### Activity
Reproduce the material that follows exactly, with no line left out.

------------------------------

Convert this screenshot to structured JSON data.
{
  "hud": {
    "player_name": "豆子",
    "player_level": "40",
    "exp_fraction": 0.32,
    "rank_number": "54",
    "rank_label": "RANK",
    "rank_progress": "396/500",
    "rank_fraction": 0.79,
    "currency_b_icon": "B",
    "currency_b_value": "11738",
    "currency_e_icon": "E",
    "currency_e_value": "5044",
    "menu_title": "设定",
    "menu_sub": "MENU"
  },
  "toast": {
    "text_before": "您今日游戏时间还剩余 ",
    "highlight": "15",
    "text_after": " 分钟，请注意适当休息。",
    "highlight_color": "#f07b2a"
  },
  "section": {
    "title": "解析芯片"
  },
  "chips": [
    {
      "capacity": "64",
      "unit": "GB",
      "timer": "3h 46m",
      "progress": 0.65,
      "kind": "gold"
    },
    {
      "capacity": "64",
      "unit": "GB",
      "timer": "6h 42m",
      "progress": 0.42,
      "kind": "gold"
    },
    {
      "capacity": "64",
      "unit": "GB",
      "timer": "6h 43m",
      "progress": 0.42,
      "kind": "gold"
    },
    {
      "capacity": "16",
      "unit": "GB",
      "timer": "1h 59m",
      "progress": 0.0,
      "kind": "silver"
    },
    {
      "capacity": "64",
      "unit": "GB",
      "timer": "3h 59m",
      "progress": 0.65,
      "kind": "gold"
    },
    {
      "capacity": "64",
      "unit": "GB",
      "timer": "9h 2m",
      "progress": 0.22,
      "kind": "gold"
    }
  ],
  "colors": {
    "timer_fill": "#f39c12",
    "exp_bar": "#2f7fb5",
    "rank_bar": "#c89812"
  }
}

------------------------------

### Written solution
Convert this screenshot to structured JSON data.
{
  "hud": {
    "player_name": "豆子",
    "player_level": "40",
    "exp_fraction": 0.32,
    "rank_number": "54",
    "rank_label": "RANK",
    "rank_progress": "396/500",
    "rank_fraction": 0.79,
    "currency_b_icon": "B",
    "currency_b_value": "11738",
    "currency_e_icon": "E",
    "currency_e_value": "5044",
    "menu_title": "设定",
    "menu_sub": "MENU"
  },
  "toast": {
    "text_before": "您今日游戏时间还剩余 ",
    "highlight": "15",
    "text_after": " 分钟，请注意适当休息。",
    "highlight_color": "#f07b2a"
  },
  "section": {
    "title": "解析芯片"
  },
  "chips": [
    {
      "capacity": "64",
      "unit": "GB",
      "timer": "3h 46m",
      "progress": 0.65,
      "kind": "gold"
    },
    {
      "capacity": "64",
      "unit": "GB",
      "timer": "6h 42m",
      "progress": 0.42,
      "kind": "gold"
    },
    {
      "capacity": "64",
      "unit": "GB",
      "timer": "6h 43m",
      "progress": 0.42,
      "kind": "gold"
    },
    {
      "capacity": "16",
      "unit": "GB",
      "timer": "1h 59m",
      "progress": 0.0,
      "kind": "silver"
    },
    {
      "capacity": "64",
      "unit": "GB",
      "timer": "3h 59m",
      "progress": 0.65,
      "kind": "gold"
    },
    {
      "capacity": "64",
      "unit": "GB",
      "timer": "9h 2m",
      "progress": 0.22,
      "kind": "gold"
    }
  ],
  "colors": {
    "timer_fill": "#f39c12",
    "exp_bar": "#2f7fb5",
    "rank_bar": "#c89812"
  }
}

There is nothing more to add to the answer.